Let's talk about one of the stand-out songs on the album. 'Between Scylla and Charybdis' is pretty classic sci-fi as lyrics go…
It's about someone who's presented with a Hobson's Choice: between Scylla and Charybdis; the devil and the deep blue sea; the whirlpool and monster—whatever you want to call it. Like you said, it's a sci-fi story—here's a space-faring civilization, and they've gone through a wormhole which they use as a gateway. Something terrible happens on the other side of that gateway, (possibly related to "The Howling of Distant Spaces") and something comes into that system which should not exist. Somebody's charged with the defense of this gateway and they have to close it, permanently. They leave people on the other side who are dear to them but they have no choice.

As we talk about this all I can think of is the choice Americans have to make between Hillary Clinton and Donald Trump…
I'm not gonna pick!
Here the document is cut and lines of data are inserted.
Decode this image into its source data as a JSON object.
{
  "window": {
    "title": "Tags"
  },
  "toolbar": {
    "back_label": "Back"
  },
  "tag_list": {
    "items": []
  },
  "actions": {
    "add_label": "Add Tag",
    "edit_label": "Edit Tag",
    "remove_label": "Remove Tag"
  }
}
The thing is, Hillary Clinton's a real warmonger—she's got blood on her hands already, whereas Donald Trump's a total loose cannon. There's lots of hysterical people who are very anti-Trump, but these are the kind of people who wouldn't bat an eyelid when Hillary Clinton is involved in the deaths of thousands of Syrians. I think a lot of people have a messed-up sense of priorities. They're happy if they've got a progressive female president, even if she's up for killing lots of foreigners. It's this sick sort of social-media malaise that's gripped the human race recently, where everybody's more interested in virtue signaling and talking about what they think's fundamentally right than the actual human cost. I've got that picture of Tony Blair​ taking a selfie with the explosion in the background up on the wall—it's by Kenneth Phillips. People say, 'Yes, well, Tony Blair did some great things—he invested in the health service and he did a lot for education. He was also involved in killing nearly a million Iraqis!


Who do you think would make a more terrifying space entity?
Oh my God… Donald Trump would probably be like this giant amorphous creature that went around sucking everything up with tentacles. Hillary Clinton wouldn't be too dissimilar. It would be horrific. It's a sad state of affairs when people are only able to choose between candidates like that!
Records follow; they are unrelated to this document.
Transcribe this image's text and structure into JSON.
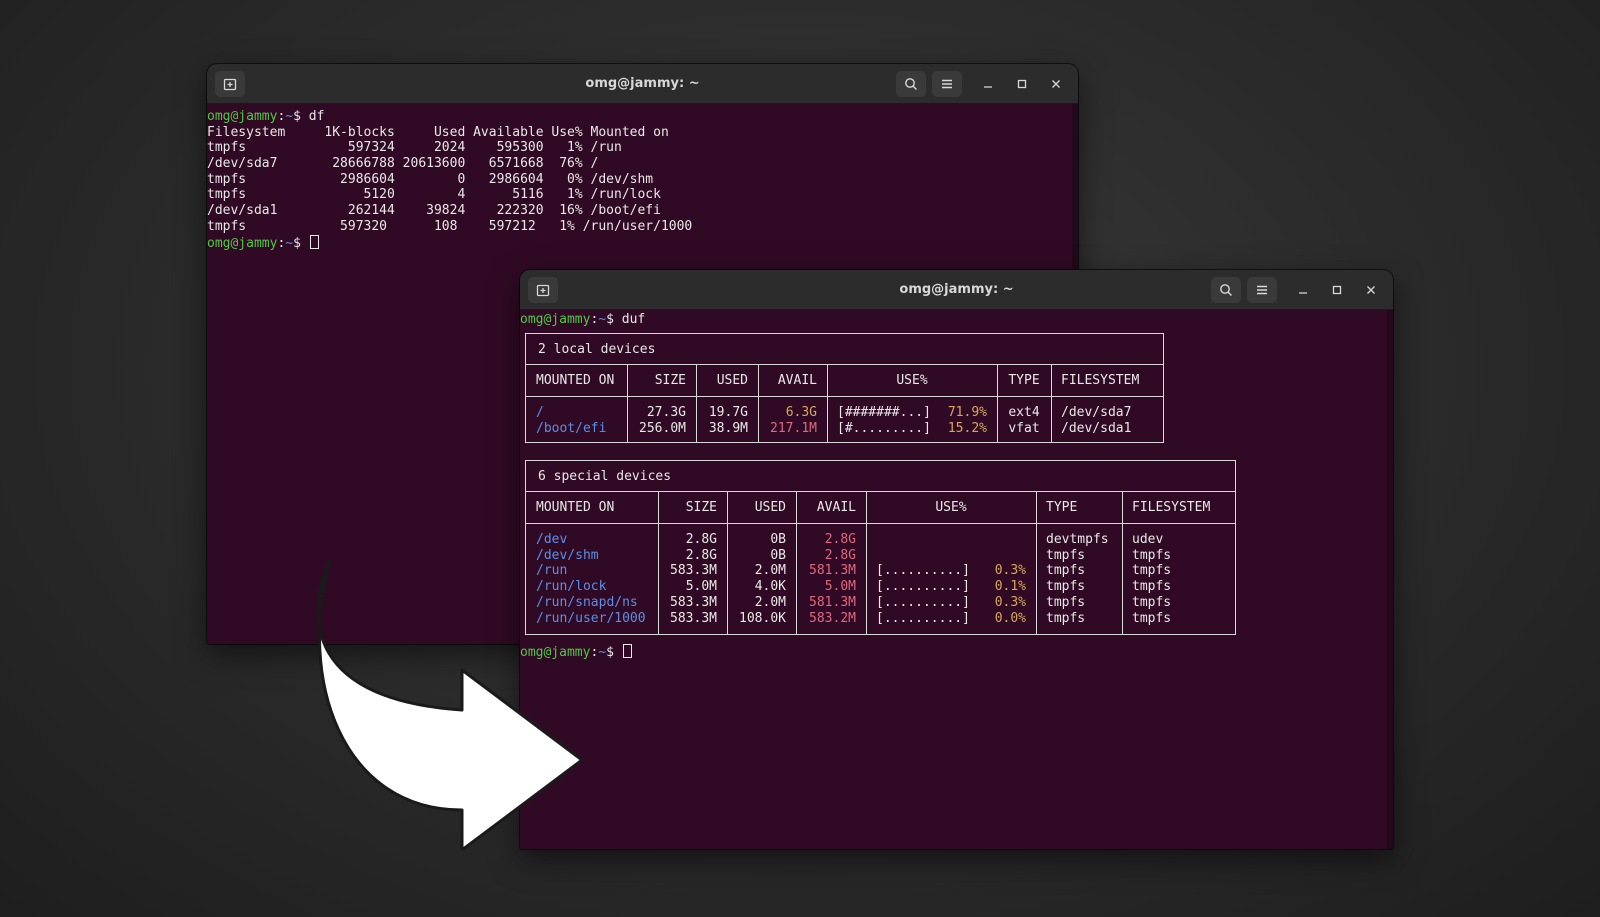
{
  "window_back": {
    "title": "omg@jammy: ~",
    "command_prompt": {
      "user": "omg@jammy",
      "sep": ":",
      "path": "~",
      "dollar": "$",
      "command": " df"
    },
    "df_header": "Filesystem     1K-blocks     Used Available Use% Mounted on",
    "df_rows": [
      "tmpfs             597324     2024    595300   1% /run",
      "/dev/sda7       28666788 20613600   6571668  76% /",
      "tmpfs            2986604        0   2986604   0% /dev/shm",
      "tmpfs               5120        4      5116   1% /run/lock",
      "/dev/sda1         262144    39824    222320  16% /boot/efi",
      "tmpfs            597320      108    597212   1% /run/user/1000"
    ],
    "end_prompt": {
      "user": "omg@jammy",
      "sep": ":",
      "path": "~",
      "dollar": "$ "
    }
  },
  "window_front": {
    "title": "omg@jammy: ~",
    "command_prompt": {
      "user": "omg@jammy",
      "sep": ":",
      "path": "~",
      "dollar": "$",
      "command": " duf"
    },
    "local": {
      "caption": "2 local devices",
      "headers": [
        "MOUNTED ON",
        "SIZE",
        "USED",
        "AVAIL",
        "USE%",
        "TYPE",
        "FILESYSTEM"
      ],
      "rows": [
        {
          "mount": "/",
          "size": "27.3G",
          "used": "19.7G",
          "avail": "6.3G",
          "bar": "[#######...]",
          "pct": "71.9%",
          "type": "ext4",
          "fs": "/dev/sda7"
        },
        {
          "mount": "/boot/efi",
          "size": "256.0M",
          "used": "38.9M",
          "avail": "217.1M",
          "bar": "[#.........]",
          "pct": "15.2%",
          "type": "vfat",
          "fs": "/dev/sda1"
        }
      ]
    },
    "special": {
      "caption": "6 special devices",
      "headers": [
        "MOUNTED ON",
        "SIZE",
        "USED",
        "AVAIL",
        "USE%",
        "TYPE",
        "FILESYSTEM"
      ],
      "rows": [
        {
          "mount": "/dev",
          "size": "2.8G",
          "used": "0B",
          "avail": "2.8G",
          "bar": "",
          "pct": "",
          "type": "devtmpfs",
          "fs": "udev"
        },
        {
          "mount": "/dev/shm",
          "size": "2.8G",
          "used": "0B",
          "avail": "2.8G",
          "bar": "",
          "pct": "",
          "type": "tmpfs",
          "fs": "tmpfs"
        },
        {
          "mount": "/run",
          "size": "583.3M",
          "used": "2.0M",
          "avail": "581.3M",
          "bar": "[..........]",
          "pct": "0.3%",
          "type": "tmpfs",
          "fs": "tmpfs"
        },
        {
          "mount": "/run/lock",
          "size": "5.0M",
          "used": "4.0K",
          "avail": "5.0M",
          "bar": "[..........]",
          "pct": "0.1%",
          "type": "tmpfs",
          "fs": "tmpfs"
        },
        {
          "mount": "/run/snapd/ns",
          "size": "583.3M",
          "used": "2.0M",
          "avail": "581.3M",
          "bar": "[..........]",
          "pct": "0.3%",
          "type": "tmpfs",
          "fs": "tmpfs"
        },
        {
          "mount": "/run/user/1000",
          "size": "583.3M",
          "used": "108.0K",
          "avail": "583.2M",
          "bar": "[..........]",
          "pct": "0.0%",
          "type": "tmpfs",
          "fs": "tmpfs"
        }
      ]
    },
    "end_prompt": {
      "user": "omg@jammy",
      "sep": ":",
      "path": "~",
      "dollar": "$ "
    }
  },
  "icons": {
    "new_tab": "new-tab-icon",
    "search": "search-icon",
    "menu": "hamburger-menu-icon",
    "minimize": "minimize-icon",
    "maximize": "maximize-icon",
    "close": "close-icon",
    "arrow": "curved-arrow-icon"
  },
  "colors": {
    "terminal_bg": "#300a24",
    "prompt_user": "#4ec940",
    "prompt_path": "#5b8fe6",
    "mount_blue": "#5b8fe6",
    "avail_yellow": "#d6a85a",
    "avail_pink": "#e0677e"
  }
}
Speaking of entities, "Inside the Godmind" is another track along those lines…
You like all the dark tracks, don't you? It's a dream of entering the mind of a huge, omnipotent being. At the heart of it you find something truly awful—the end of the universe, which is at the center of this being's thoughts…
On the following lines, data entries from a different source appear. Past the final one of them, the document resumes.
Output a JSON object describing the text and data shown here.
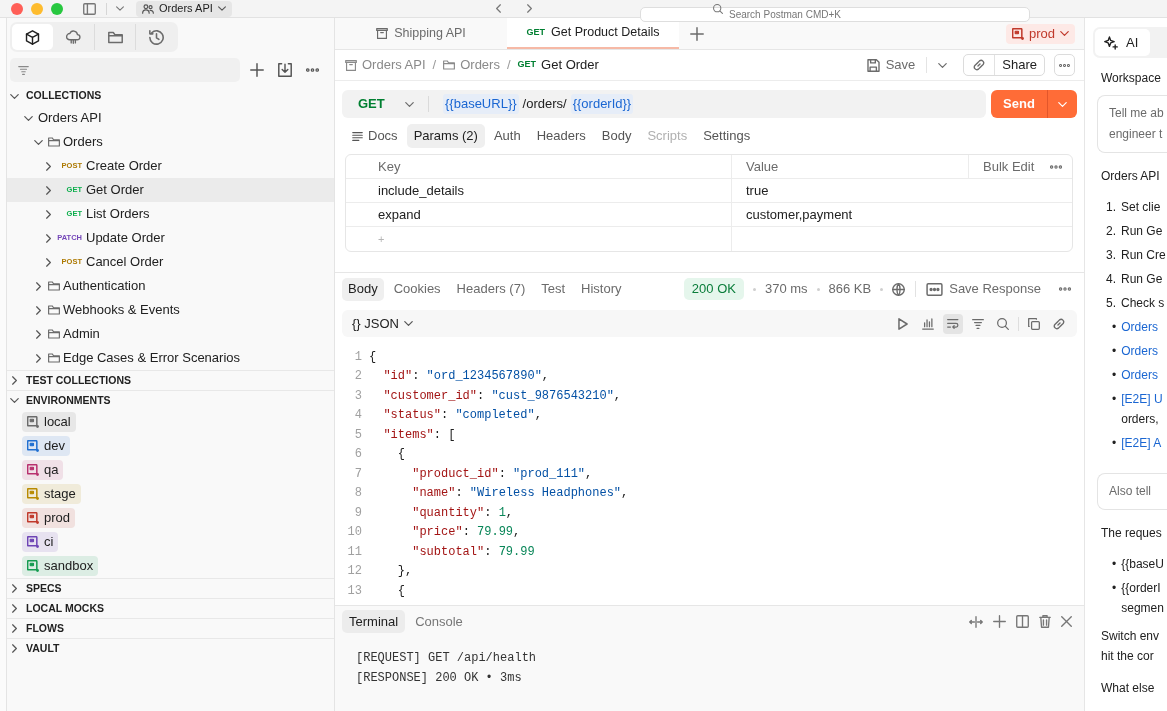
{
  "top_bar": {
    "workspace": "Orders API",
    "search": {
      "placeholder": "Search Postman CMD+K"
    }
  },
  "sidebar": {
    "tabs": [
      {
        "kind": "cube",
        "selected": true
      },
      {
        "kind": "cloud",
        "selected": false
      },
      {
        "kind": "folder",
        "selected": false
      },
      {
        "kind": "history",
        "selected": false
      }
    ],
    "sections": [
      {
        "title": "COLLECTIONS",
        "expanded": true,
        "tree": [
          {
            "kind": "collection",
            "name": "Orders API",
            "expanded": true,
            "selected": false,
            "children": [
              {
                "kind": "folder",
                "name": "Orders",
                "expanded": true,
                "selected": false,
                "children": [
                  {
                    "kind": "request",
                    "method": "POST",
                    "color": "#ad7a03",
                    "name": "Create Order",
                    "expanded": false,
                    "selected": false
                  },
                  {
                    "kind": "request",
                    "method": "GET",
                    "color": "#0cae4c",
                    "name": "Get Order",
                    "expanded": false,
                    "selected": true
                  },
                  {
                    "kind": "request",
                    "method": "GET",
                    "color": "#0cae4c",
                    "name": "List Orders",
                    "expanded": false,
                    "selected": false
                  },
                  {
                    "kind": "request",
                    "method": "PATCH",
                    "color": "#7446b8",
                    "name": "Update Order",
                    "expanded": false,
                    "selected": false
                  },
                  {
                    "kind": "request",
                    "method": "POST",
                    "color": "#ad7a03",
                    "name": "Cancel Order",
                    "expanded": false,
                    "selected": false
                  }
                ]
              },
              {
                "kind": "folder",
                "name": "Authentication",
                "expanded": false,
                "selected": false
              },
              {
                "kind": "folder",
                "name": "Webhooks & Events",
                "expanded": false,
                "selected": false
              },
              {
                "kind": "folder",
                "name": "Admin",
                "expanded": false,
                "selected": false
              },
              {
                "kind": "folder",
                "name": "Edge Cases & Error Scenarios",
                "expanded": false,
                "selected": false
              }
            ]
          }
        ]
      },
      {
        "title": "TEST COLLECTIONS",
        "expanded": false
      },
      {
        "title": "ENVIRONMENTS",
        "expanded": true,
        "environments": [
          {
            "name": "local",
            "color": "#6b6b6b"
          },
          {
            "name": "dev",
            "color": "#1f6fd1"
          },
          {
            "name": "qa",
            "color": "#b8306e"
          },
          {
            "name": "stage",
            "color": "#b88a00"
          },
          {
            "name": "prod",
            "color": "#c0392b"
          },
          {
            "name": "ci",
            "color": "#6e44b5"
          },
          {
            "name": "sandbox",
            "color": "#139b4f"
          }
        ]
      },
      {
        "title": "SPECS",
        "expanded": false
      },
      {
        "title": "LOCAL MOCKS",
        "expanded": false
      },
      {
        "title": "FLOWS",
        "expanded": false
      },
      {
        "title": "VAULT",
        "expanded": false
      }
    ]
  },
  "main": {
    "tabs": [
      {
        "kind": "collection",
        "label": "Shipping API",
        "selected": false
      },
      {
        "kind": "request",
        "method": "GET",
        "label": "Get Product Details",
        "selected": true
      }
    ],
    "environment": {
      "name": "prod"
    },
    "breadcrumb": [
      {
        "kind": "collection",
        "label": "Orders API"
      },
      {
        "kind": "separator",
        "label": "/"
      },
      {
        "kind": "folder",
        "label": "Orders"
      },
      {
        "kind": "separator",
        "label": "/"
      },
      {
        "kind": "request",
        "method": "GET",
        "label": "Get Order"
      }
    ],
    "save": "Save",
    "share": "Share",
    "request": {
      "method": "GET",
      "url": [
        {
          "kind": "variable",
          "text": "{{baseURL}}"
        },
        {
          "kind": "path",
          "text": "/orders/"
        },
        {
          "kind": "variable",
          "text": "{{orderId}}"
        }
      ],
      "send": "Send"
    },
    "request_tabs": [
      {
        "kind": "docs",
        "label": "Docs",
        "selected": false,
        "disabled": false
      },
      {
        "kind": "tab",
        "label": "Params (2)",
        "selected": true,
        "disabled": false
      },
      {
        "kind": "tab",
        "label": "Auth",
        "selected": false,
        "disabled": false
      },
      {
        "kind": "tab",
        "label": "Headers",
        "selected": false,
        "disabled": false
      },
      {
        "kind": "tab",
        "label": "Body",
        "selected": false,
        "disabled": false
      },
      {
        "kind": "tab",
        "label": "Scripts",
        "selected": false,
        "disabled": true
      },
      {
        "kind": "tab",
        "label": "Settings",
        "selected": false,
        "disabled": false
      }
    ],
    "params": {
      "columns": [
        "Key",
        "Value"
      ],
      "bulk_edit": "Bulk Edit",
      "rows": [
        {
          "key": "include_details",
          "value": "true"
        },
        {
          "key": "expand",
          "value": "customer,payment"
        }
      ],
      "new_row": {
        "placeholder": "+"
      }
    },
    "response": {
      "tabs": [
        {
          "label": "Body",
          "selected": true
        },
        {
          "label": "Cookies",
          "selected": false
        },
        {
          "label": "Headers (7)",
          "selected": false
        },
        {
          "label": "Test",
          "selected": false
        },
        {
          "label": "History",
          "selected": false
        }
      ],
      "status": "200 OK",
      "time": "370 ms",
      "size": "866 KB",
      "save_response": "Save Response",
      "format": {
        "glyph": "{}",
        "label": "JSON"
      },
      "tools": [
        {
          "kind": "play",
          "selected": false
        },
        {
          "kind": "chart",
          "selected": false
        },
        {
          "kind": "wrap",
          "selected": true
        },
        {
          "kind": "filter",
          "selected": false
        },
        {
          "kind": "search",
          "selected": false
        },
        {
          "kind": "copy",
          "selected": false
        },
        {
          "kind": "link",
          "selected": false
        }
      ],
      "lines": [
        {
          "number": "1",
          "tokens": [
            {
              "kind": "punct",
              "text": "{"
            }
          ]
        },
        {
          "number": "2",
          "tokens": [
            {
              "kind": "key",
              "text": "  \"id\""
            },
            {
              "kind": "punct",
              "text": ": "
            },
            {
              "kind": "string",
              "text": "\"ord_1234567890\""
            },
            {
              "kind": "punct",
              "text": ","
            }
          ]
        },
        {
          "number": "3",
          "tokens": [
            {
              "kind": "key",
              "text": "  \"customer_id\""
            },
            {
              "kind": "punct",
              "text": ": "
            },
            {
              "kind": "string",
              "text": "\"cust_9876543210\""
            },
            {
              "kind": "punct",
              "text": ","
            }
          ]
        },
        {
          "number": "4",
          "tokens": [
            {
              "kind": "key",
              "text": "  \"status\""
            },
            {
              "kind": "punct",
              "text": ": "
            },
            {
              "kind": "string",
              "text": "\"completed\""
            },
            {
              "kind": "punct",
              "text": ","
            }
          ]
        },
        {
          "number": "5",
          "tokens": [
            {
              "kind": "key",
              "text": "  \"items\""
            },
            {
              "kind": "punct",
              "text": ": ["
            }
          ]
        },
        {
          "number": "6",
          "tokens": [
            {
              "kind": "punct",
              "text": "    {"
            }
          ]
        },
        {
          "number": "7",
          "tokens": [
            {
              "kind": "key",
              "text": "      \"product_id\""
            },
            {
              "kind": "punct",
              "text": ": "
            },
            {
              "kind": "string",
              "text": "\"prod_111\""
            },
            {
              "kind": "punct",
              "text": ","
            }
          ]
        },
        {
          "number": "8",
          "tokens": [
            {
              "kind": "key",
              "text": "      \"name\""
            },
            {
              "kind": "punct",
              "text": ": "
            },
            {
              "kind": "string",
              "text": "\"Wireless Headphones\""
            },
            {
              "kind": "punct",
              "text": ","
            }
          ]
        },
        {
          "number": "9",
          "tokens": [
            {
              "kind": "key",
              "text": "      \"quantity\""
            },
            {
              "kind": "punct",
              "text": ": "
            },
            {
              "kind": "number",
              "text": "1"
            },
            {
              "kind": "punct",
              "text": ","
            }
          ]
        },
        {
          "number": "10",
          "tokens": [
            {
              "kind": "key",
              "text": "      \"price\""
            },
            {
              "kind": "punct",
              "text": ": "
            },
            {
              "kind": "number",
              "text": "79.99"
            },
            {
              "kind": "punct",
              "text": ","
            }
          ]
        },
        {
          "number": "11",
          "tokens": [
            {
              "kind": "key",
              "text": "      \"subtotal\""
            },
            {
              "kind": "punct",
              "text": ": "
            },
            {
              "kind": "number",
              "text": "79.99"
            }
          ]
        },
        {
          "number": "12",
          "tokens": [
            {
              "kind": "punct",
              "text": "    },"
            }
          ]
        },
        {
          "number": "13",
          "tokens": [
            {
              "kind": "punct",
              "text": "    {"
            }
          ]
        }
      ]
    },
    "terminal": {
      "tabs": [
        {
          "label": "Terminal",
          "selected": true
        },
        {
          "label": "Console",
          "selected": false
        }
      ],
      "lines": [
        "[REQUEST] GET /api/health",
        "[RESPONSE] 200 OK • 3ms"
      ]
    }
  },
  "ai_panel": {
    "tabs": [
      {
        "label": "AI",
        "selected": true
      }
    ],
    "blocks": [
      {
        "kind": "heading",
        "lines": [
          "Workspace"
        ]
      },
      {
        "kind": "prompt",
        "lines": [
          "Tell me ab",
          "engineer t"
        ]
      },
      {
        "kind": "paragraph",
        "lines": [
          "Orders API"
        ]
      },
      {
        "kind": "list",
        "items": [
          {
            "marker": "1.",
            "lines": [
              "Set clie"
            ]
          },
          {
            "marker": "2.",
            "lines": [
              "Run Ge"
            ]
          },
          {
            "marker": "3.",
            "lines": [
              "Run Cre"
            ]
          },
          {
            "marker": "4.",
            "lines": [
              "Run Ge"
            ]
          },
          {
            "marker": "5.",
            "lines": [
              "Check s"
            ]
          }
        ]
      },
      {
        "kind": "list",
        "items": [
          {
            "marker": "•",
            "link": "Orders"
          },
          {
            "marker": "•",
            "link": "Orders"
          },
          {
            "marker": "•",
            "link": "Orders"
          },
          {
            "marker": "•",
            "link": "[E2E] U",
            "lines": [
              "orders,"
            ]
          },
          {
            "marker": "•",
            "link": "[E2E] A"
          }
        ]
      },
      {
        "kind": "prompt",
        "lines": [
          "Also tell"
        ]
      },
      {
        "kind": "paragraph",
        "lines": [
          "The reques"
        ]
      },
      {
        "kind": "list",
        "items": [
          {
            "marker": "•",
            "lines": [
              "{{baseU"
            ]
          },
          {
            "marker": "•",
            "lines": [
              "{{orderI",
              "segmen"
            ]
          }
        ]
      },
      {
        "kind": "paragraph",
        "lines": [
          "Switch env",
          "hit the cor"
        ]
      },
      {
        "kind": "paragraph",
        "lines": [
          "What else"
        ]
      }
    ]
  }
}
So there is a God! But it's malevolent.
I'm relatively certain there are entities out there in the universe that we would call 'Gods'. They'll be creatures that have transcended science as we know it. I just don't believe in God floating around on a cloud as it were. We can't preclude the existence of some sort of creative force in the universe, but you can say most organized religions follow a faith that is highly illogical and unlikely given what we know about the nature of reality that we can prove with scientific means. Are millions of people all sharing the same delusion, or are they all dreaming of different Gods? There's no way to know. At the end of the song the protagonist has reached the center of this mind and realized that there's a horror at the middle of it, 'A palsy on the face of God'.

A cosmic disease… do you think that's even possible?  
Yeah, I do actually! For example, lots of sci-fi authors have written about the threat of nanotechnology: tiny machines that can disassemble everything, that can take matter to bits, replicate and spread, so that'd fit nicely.

Kind of reminds me of the human race…
Of course it does. It's the mirror.

As Friedrich Nietzsche said, 'If you gaze long into an abyss, the abyss also gazes into you.'

'On Strange Loops' is out now via Willowtip.

​Alex de Moller is not on Twitter, but his band Scythian is on Bandcamp​.